╔══
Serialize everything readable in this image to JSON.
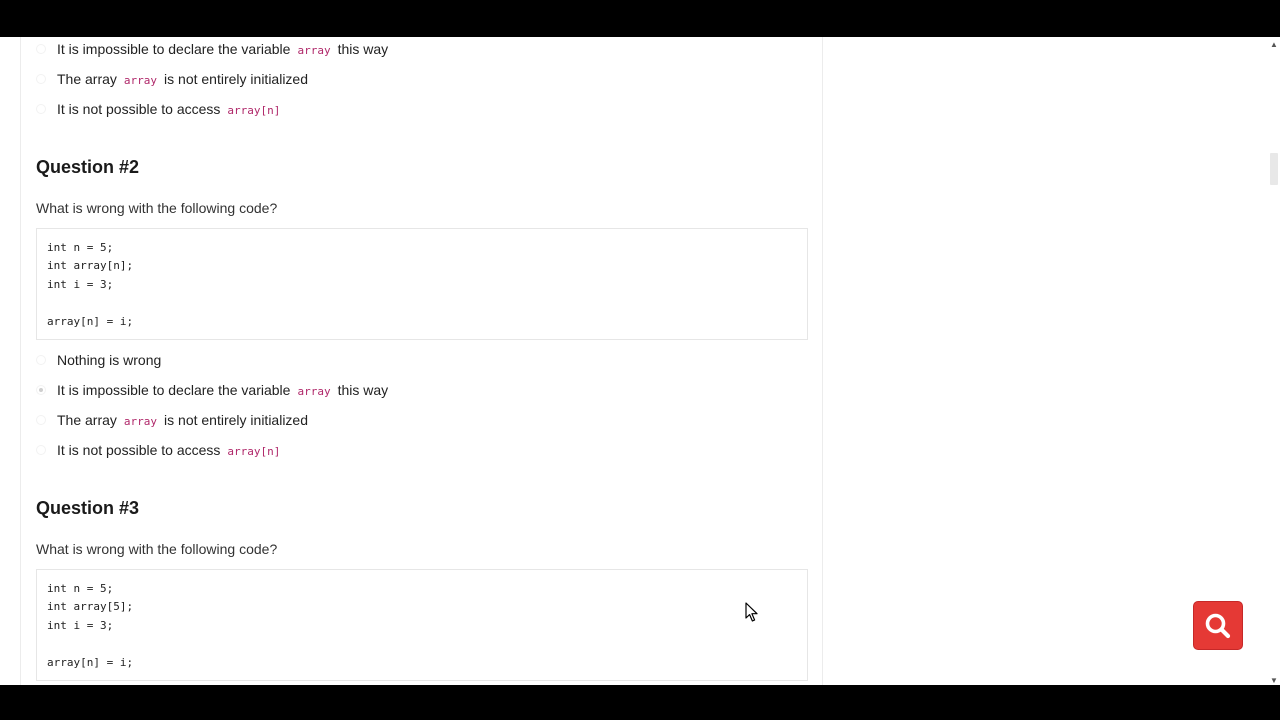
{
  "question1_tail": {
    "options": [
      {
        "text_before": "It is impossible to declare the variable",
        "code": "array",
        "text_after": "this way",
        "checked": false
      },
      {
        "text_before": "The array",
        "code": "array",
        "text_after": "is not entirely initialized",
        "checked": false
      },
      {
        "text_before": "It is not possible to access",
        "code": "array[n]",
        "text_after": "",
        "checked": false
      }
    ]
  },
  "question2": {
    "title": "Question #2",
    "prompt": "What is wrong with the following code?",
    "code_lines": [
      "int n = 5;",
      "int array[n];",
      "int i = 3;",
      "",
      "array[n] = i;"
    ],
    "options": [
      {
        "text_before": "Nothing is wrong",
        "code": "",
        "text_after": "",
        "checked": false
      },
      {
        "text_before": "It is impossible to declare the variable",
        "code": "array",
        "text_after": "this way",
        "checked": true
      },
      {
        "text_before": "The array",
        "code": "array",
        "text_after": "is not entirely initialized",
        "checked": false
      },
      {
        "text_before": "It is not possible to access",
        "code": "array[n]",
        "text_after": "",
        "checked": false
      }
    ]
  },
  "question3": {
    "title": "Question #3",
    "prompt": "What is wrong with the following code?",
    "code_lines": [
      "int n = 5;",
      "int array[5];",
      "int i = 3;",
      "",
      "array[n] = i;"
    ]
  },
  "colors": {
    "fab_background": "#e53935",
    "inline_code": "#b0286a"
  },
  "icons": {
    "fab": "search-icon",
    "scroll_up": "arrow-up-icon",
    "scroll_down": "arrow-down-icon",
    "pointer": "mouse-cursor-icon"
  }
}
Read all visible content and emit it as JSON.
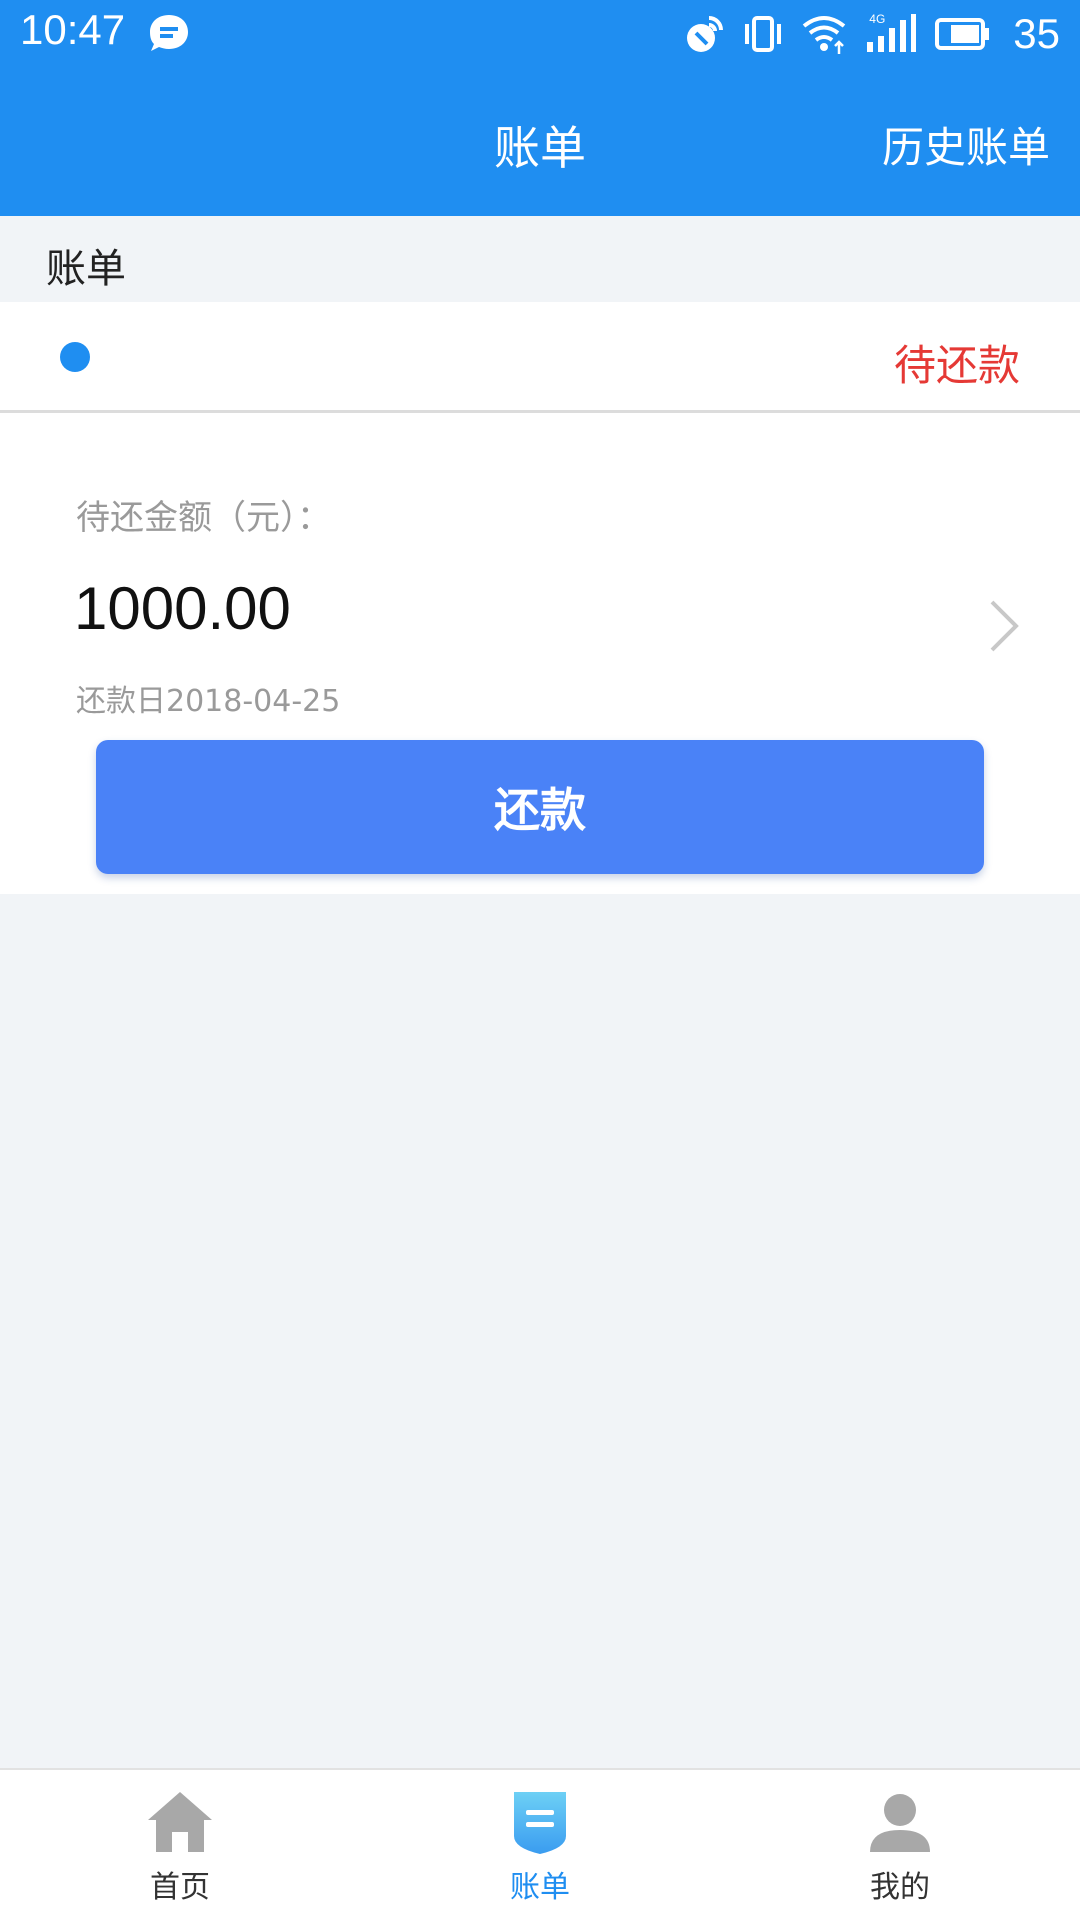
{
  "status_bar": {
    "time": "10:47",
    "battery_level": "35",
    "network_type": "4G",
    "icons": [
      "chat-bubble-icon",
      "location-icon",
      "vibrate-icon",
      "wifi-icon",
      "signal-icon",
      "battery-icon"
    ]
  },
  "header": {
    "title": "账单",
    "history_link": "历史账单"
  },
  "section": {
    "title": "账单"
  },
  "bill": {
    "status": "待还款",
    "amount_label": "待还金额（元）：",
    "amount": "1000.00",
    "due_date": "还款日2018-04-25",
    "repay_button": "还款"
  },
  "bottom_nav": {
    "items": [
      {
        "label": "首页",
        "icon": "home-icon",
        "active": false
      },
      {
        "label": "账单",
        "icon": "bill-icon",
        "active": true
      },
      {
        "label": "我的",
        "icon": "profile-icon",
        "active": false
      }
    ]
  },
  "colors": {
    "primary": "#1f8ef1",
    "button": "#4a82f7",
    "status_red": "#e53935",
    "background": "#f1f4f7"
  }
}
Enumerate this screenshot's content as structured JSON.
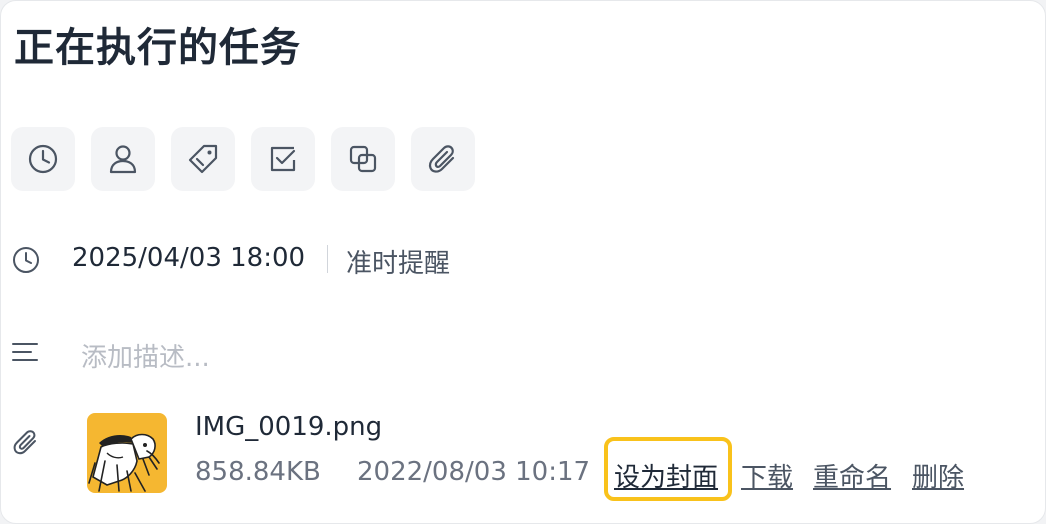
{
  "task": {
    "title": "正在执行的任务"
  },
  "toolbar": {
    "buttons": [
      {
        "icon": "clock-icon"
      },
      {
        "icon": "user-icon"
      },
      {
        "icon": "tag-icon"
      },
      {
        "icon": "checkbox-icon"
      },
      {
        "icon": "subtask-icon"
      },
      {
        "icon": "paperclip-icon"
      }
    ]
  },
  "due": {
    "icon": "clock-icon",
    "datetime": "2025/04/03 18:00",
    "reminder": "准时提醒"
  },
  "description": {
    "icon": "text-lines-icon",
    "placeholder": "添加描述..."
  },
  "attachment": {
    "icon": "paperclip-icon",
    "file_name": "IMG_0019.png",
    "file_size": "858.84KB",
    "uploaded_at": "2022/08/03 10:17",
    "actions": {
      "set_cover": "设为封面",
      "download": "下载",
      "rename": "重命名",
      "delete": "删除"
    }
  },
  "colors": {
    "highlight": "#f9c21b",
    "thumbnail_bg": "#f5b731",
    "text_primary": "#1f2937",
    "text_secondary": "#6b7280",
    "placeholder": "#b8bcc4"
  }
}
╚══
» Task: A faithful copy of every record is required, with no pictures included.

» Response to the exercise:
Serialize everything readable in this image to JSON.
{
  "question1_tail": {
    "options": [
      {
        "text_before": "It is impossible to declare the variable",
        "code": "array",
        "text_after": "this way",
        "checked": false
      },
      {
        "text_before": "The array",
        "code": "array",
        "text_after": "is not entirely initialized",
        "checked": false
      },
      {
        "text_before": "It is not possible to access",
        "code": "array[n]",
        "text_after": "",
        "checked": false
      }
    ]
  },
  "question2": {
    "title": "Question #2",
    "prompt": "What is wrong with the following code?",
    "code_lines": [
      "int n = 5;",
      "int array[n];",
      "int i = 3;",
      "",
      "array[n] = i;"
    ],
    "options": [
      {
        "text_before": "Nothing is wrong",
        "code": "",
        "text_after": "",
        "checked": false
      },
      {
        "text_before": "It is impossible to declare the variable",
        "code": "array",
        "text_after": "this way",
        "checked": true
      },
      {
        "text_before": "The array",
        "code": "array",
        "text_after": "is not entirely initialized",
        "checked": false
      },
      {
        "text_before": "It is not possible to access",
        "code": "array[n]",
        "text_after": "",
        "checked": false
      }
    ]
  },
  "question3": {
    "title": "Question #3",
    "prompt": "What is wrong with the following code?",
    "code_lines": [
      "int n = 5;",
      "int array[5];",
      "int i = 3;",
      "",
      "array[n] = i;"
    ]
  },
  "colors": {
    "fab_background": "#e53935",
    "inline_code": "#b0286a"
  },
  "icons": {
    "fab": "search-icon",
    "scroll_up": "arrow-up-icon",
    "scroll_down": "arrow-down-icon",
    "pointer": "mouse-cursor-icon"
  }
}
Read all visible content and emit it as JSON.
{
  "status_bar": {
    "time": "10:47",
    "battery_level": "35",
    "network_type": "4G",
    "icons": [
      "chat-bubble-icon",
      "location-icon",
      "vibrate-icon",
      "wifi-icon",
      "signal-icon",
      "battery-icon"
    ]
  },
  "header": {
    "title": "账单",
    "history_link": "历史账单"
  },
  "section": {
    "title": "账单"
  },
  "bill": {
    "status": "待还款",
    "amount_label": "待还金额（元）：",
    "amount": "1000.00",
    "due_date": "还款日2018-04-25",
    "repay_button": "还款"
  },
  "bottom_nav": {
    "items": [
      {
        "label": "首页",
        "icon": "home-icon",
        "active": false
      },
      {
        "label": "账单",
        "icon": "bill-icon",
        "active": true
      },
      {
        "label": "我的",
        "icon": "profile-icon",
        "active": false
      }
    ]
  },
  "colors": {
    "primary": "#1f8ef1",
    "button": "#4a82f7",
    "status_red": "#e53935",
    "background": "#f1f4f7"
  }
}
Enumerate this screenshot's content as structured JSON.
{
  "task": {
    "title": "正在执行的任务"
  },
  "toolbar": {
    "buttons": [
      {
        "icon": "clock-icon"
      },
      {
        "icon": "user-icon"
      },
      {
        "icon": "tag-icon"
      },
      {
        "icon": "checkbox-icon"
      },
      {
        "icon": "subtask-icon"
      },
      {
        "icon": "paperclip-icon"
      }
    ]
  },
  "due": {
    "icon": "clock-icon",
    "datetime": "2025/04/03 18:00",
    "reminder": "准时提醒"
  },
  "description": {
    "icon": "text-lines-icon",
    "placeholder": "添加描述..."
  },
  "attachment": {
    "icon": "paperclip-icon",
    "file_name": "IMG_0019.png",
    "file_size": "858.84KB",
    "uploaded_at": "2022/08/03 10:17",
    "actions": {
      "set_cover": "设为封面",
      "download": "下载",
      "rename": "重命名",
      "delete": "删除"
    }
  },
  "colors": {
    "highlight": "#f9c21b",
    "thumbnail_bg": "#f5b731",
    "text_primary": "#1f2937",
    "text_secondary": "#6b7280",
    "placeholder": "#b8bcc4"
  }
}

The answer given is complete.